Let’s look at trademark law from both the offensive and the defensive angles.


It is critical that you pick a business name that you can protect using trademark law—meaning you can obtain a federal trademark with the United States Patent and Trademark Office (USPTO) and stop other people from using your mark.

From a marketing perspective, descriptive names are often good because they help consumers understand what you sell. However, from a trademark perspective, arbitrary names are better because they are easier to protect.

For example, while you can operate a business under the name “BBQ Restaurant,” you can’t protect that name because it merely describes what you sell. However, if you picked an arbitrary name like “Green Sky BBQ,” you could likely obtain a trademark and prevent other businesses from using the mark “Green Sky” (and anything confusingly similar) in their restaurant’s name.


In addition to picking a name you can protect, you need to pick a name that is not already in use by an existing business in your industry.

For example, if you open Green Sky BBQ in 2015 and you later learn that someone else already had a federal trademark on “Green Sky” in connection to a restaurant, they can force you to stop using your name. You also will have to change all your marketing materials, which can be an expensive and time-consuming process. Further, even if that prior restaurant doesn’t have a federal trademark registration, they may still have “common law” trademark rights and may be able to force you to stop using the name.

For that reason, it is always a good idea to order a professional trademark search. In addition to searching the USPTO registry, the search should look for businesses using your ideal name online, in newspapers, in trade publications, in phone directories, and more. If you find anyone using your ideal name (or anything confusingly similar) then you should consider picking a new name.

Get Help

While anyone can technically perform a trademark search and file a trademark application with the USPTO, you are almost always better off getting help from an attorney. They can save you a ton of time and money in the long run by making sure you pick a name that you can protect and that you can be assured won’t infringe the rights of others.

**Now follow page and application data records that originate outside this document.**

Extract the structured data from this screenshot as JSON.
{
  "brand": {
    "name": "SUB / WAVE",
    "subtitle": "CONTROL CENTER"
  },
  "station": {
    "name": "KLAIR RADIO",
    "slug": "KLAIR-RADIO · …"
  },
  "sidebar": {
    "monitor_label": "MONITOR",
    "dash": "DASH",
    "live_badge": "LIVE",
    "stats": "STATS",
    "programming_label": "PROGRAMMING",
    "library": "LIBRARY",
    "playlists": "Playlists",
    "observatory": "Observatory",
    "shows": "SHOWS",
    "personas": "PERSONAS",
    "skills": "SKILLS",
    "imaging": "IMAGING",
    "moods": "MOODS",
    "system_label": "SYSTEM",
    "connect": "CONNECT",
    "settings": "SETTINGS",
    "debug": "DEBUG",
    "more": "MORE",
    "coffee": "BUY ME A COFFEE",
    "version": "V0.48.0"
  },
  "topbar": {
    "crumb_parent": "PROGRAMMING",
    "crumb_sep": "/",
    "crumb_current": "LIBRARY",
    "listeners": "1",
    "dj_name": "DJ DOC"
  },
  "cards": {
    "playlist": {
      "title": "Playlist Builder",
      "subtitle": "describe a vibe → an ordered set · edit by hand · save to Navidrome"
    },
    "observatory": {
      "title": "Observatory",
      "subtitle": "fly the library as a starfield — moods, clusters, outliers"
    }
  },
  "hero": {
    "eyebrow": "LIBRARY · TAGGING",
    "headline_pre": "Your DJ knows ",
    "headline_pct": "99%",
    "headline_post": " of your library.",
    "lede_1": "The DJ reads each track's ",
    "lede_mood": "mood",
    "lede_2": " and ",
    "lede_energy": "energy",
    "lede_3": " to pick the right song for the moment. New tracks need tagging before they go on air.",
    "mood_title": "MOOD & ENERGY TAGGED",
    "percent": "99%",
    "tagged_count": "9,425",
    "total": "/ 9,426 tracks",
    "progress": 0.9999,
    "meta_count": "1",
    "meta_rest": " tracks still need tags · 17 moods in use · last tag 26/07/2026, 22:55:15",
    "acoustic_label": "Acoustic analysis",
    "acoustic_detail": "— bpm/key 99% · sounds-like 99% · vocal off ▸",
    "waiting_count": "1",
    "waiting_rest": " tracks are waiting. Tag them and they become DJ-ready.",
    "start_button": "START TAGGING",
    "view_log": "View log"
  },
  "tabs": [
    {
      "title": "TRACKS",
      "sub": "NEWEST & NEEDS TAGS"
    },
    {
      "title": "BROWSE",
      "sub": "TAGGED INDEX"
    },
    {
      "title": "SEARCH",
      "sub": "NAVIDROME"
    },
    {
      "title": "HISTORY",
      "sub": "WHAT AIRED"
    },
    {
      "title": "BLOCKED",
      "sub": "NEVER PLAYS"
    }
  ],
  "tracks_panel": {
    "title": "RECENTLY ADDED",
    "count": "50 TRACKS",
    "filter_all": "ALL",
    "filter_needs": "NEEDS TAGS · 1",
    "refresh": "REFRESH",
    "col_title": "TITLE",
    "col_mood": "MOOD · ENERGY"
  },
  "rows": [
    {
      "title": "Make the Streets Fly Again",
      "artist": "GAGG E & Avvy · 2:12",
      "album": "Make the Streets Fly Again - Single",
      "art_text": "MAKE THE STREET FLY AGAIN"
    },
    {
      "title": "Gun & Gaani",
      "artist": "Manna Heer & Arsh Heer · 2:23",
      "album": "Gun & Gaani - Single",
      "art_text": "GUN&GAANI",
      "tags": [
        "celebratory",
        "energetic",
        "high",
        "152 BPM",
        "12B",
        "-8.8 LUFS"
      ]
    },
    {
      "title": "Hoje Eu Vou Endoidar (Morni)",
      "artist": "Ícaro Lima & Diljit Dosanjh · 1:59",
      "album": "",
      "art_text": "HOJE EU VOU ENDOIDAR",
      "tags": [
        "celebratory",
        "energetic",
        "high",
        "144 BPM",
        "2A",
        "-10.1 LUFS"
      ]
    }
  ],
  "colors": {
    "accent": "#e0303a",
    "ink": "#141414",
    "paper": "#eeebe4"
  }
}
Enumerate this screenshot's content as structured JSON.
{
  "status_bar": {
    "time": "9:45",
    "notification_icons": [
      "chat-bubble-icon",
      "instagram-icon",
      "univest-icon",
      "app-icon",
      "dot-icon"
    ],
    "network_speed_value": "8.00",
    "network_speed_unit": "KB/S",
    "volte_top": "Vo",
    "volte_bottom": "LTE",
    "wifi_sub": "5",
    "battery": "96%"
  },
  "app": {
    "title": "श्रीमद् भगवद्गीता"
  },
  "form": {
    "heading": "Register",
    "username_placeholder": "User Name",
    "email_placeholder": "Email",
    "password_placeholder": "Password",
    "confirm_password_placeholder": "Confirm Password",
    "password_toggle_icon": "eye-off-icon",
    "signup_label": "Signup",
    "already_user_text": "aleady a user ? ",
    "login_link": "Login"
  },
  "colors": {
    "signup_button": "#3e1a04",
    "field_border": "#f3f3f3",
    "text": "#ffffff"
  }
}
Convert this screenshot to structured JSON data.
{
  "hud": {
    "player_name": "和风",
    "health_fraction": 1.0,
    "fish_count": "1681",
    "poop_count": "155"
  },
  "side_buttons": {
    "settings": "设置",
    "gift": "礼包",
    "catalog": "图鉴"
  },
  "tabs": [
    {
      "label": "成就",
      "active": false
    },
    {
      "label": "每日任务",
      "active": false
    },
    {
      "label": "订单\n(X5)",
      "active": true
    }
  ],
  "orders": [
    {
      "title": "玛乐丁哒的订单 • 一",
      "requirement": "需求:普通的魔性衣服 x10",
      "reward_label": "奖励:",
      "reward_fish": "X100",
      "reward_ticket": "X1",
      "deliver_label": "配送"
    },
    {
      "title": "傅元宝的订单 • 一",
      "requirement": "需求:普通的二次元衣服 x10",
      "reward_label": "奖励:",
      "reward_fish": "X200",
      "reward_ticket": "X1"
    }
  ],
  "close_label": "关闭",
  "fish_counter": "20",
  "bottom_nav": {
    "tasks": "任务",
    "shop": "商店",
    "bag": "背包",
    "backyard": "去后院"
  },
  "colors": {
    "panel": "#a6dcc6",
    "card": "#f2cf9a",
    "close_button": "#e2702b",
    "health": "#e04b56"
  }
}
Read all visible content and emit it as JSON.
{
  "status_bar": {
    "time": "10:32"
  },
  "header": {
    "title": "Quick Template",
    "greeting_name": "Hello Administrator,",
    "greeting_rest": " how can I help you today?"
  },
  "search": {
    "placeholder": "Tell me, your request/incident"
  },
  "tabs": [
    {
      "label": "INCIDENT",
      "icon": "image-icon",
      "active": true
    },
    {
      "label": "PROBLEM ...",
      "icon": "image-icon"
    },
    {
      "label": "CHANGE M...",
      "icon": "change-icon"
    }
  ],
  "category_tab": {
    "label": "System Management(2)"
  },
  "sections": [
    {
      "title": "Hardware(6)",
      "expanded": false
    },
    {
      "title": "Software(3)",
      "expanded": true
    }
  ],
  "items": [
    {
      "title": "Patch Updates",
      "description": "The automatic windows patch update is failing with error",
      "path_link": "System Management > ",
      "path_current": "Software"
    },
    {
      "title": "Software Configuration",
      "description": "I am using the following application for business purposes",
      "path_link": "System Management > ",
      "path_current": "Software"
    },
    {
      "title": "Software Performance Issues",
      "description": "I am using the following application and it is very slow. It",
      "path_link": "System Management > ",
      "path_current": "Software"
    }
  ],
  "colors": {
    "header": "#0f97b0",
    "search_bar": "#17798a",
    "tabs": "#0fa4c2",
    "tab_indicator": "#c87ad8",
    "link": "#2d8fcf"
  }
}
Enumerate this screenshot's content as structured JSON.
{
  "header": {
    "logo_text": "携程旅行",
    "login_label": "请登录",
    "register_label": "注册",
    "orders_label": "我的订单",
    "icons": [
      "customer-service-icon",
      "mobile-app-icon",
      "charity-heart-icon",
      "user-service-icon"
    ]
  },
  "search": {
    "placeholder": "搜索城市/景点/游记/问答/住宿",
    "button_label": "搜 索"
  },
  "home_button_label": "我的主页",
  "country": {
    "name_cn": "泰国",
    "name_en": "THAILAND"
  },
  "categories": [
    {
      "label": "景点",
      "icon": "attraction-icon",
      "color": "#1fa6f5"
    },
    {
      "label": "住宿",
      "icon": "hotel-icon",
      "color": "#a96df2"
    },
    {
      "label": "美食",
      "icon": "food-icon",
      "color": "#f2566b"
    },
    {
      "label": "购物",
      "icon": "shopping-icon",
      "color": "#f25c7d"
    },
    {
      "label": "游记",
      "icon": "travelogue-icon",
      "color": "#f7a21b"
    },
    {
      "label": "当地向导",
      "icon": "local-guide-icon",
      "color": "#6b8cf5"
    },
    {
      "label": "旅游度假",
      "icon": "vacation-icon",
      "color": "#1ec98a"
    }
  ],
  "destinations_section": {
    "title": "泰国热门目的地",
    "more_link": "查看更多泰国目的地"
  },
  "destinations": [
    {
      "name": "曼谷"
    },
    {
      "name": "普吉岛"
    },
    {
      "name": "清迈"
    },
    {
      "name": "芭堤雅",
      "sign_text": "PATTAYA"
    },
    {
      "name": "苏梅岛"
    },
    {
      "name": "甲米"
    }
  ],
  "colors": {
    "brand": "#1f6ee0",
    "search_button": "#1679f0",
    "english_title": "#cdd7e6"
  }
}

This article is very general in nature and does not constitute legal advice. Readers with legal questions should consult with an attorney prior to making any legal decisions.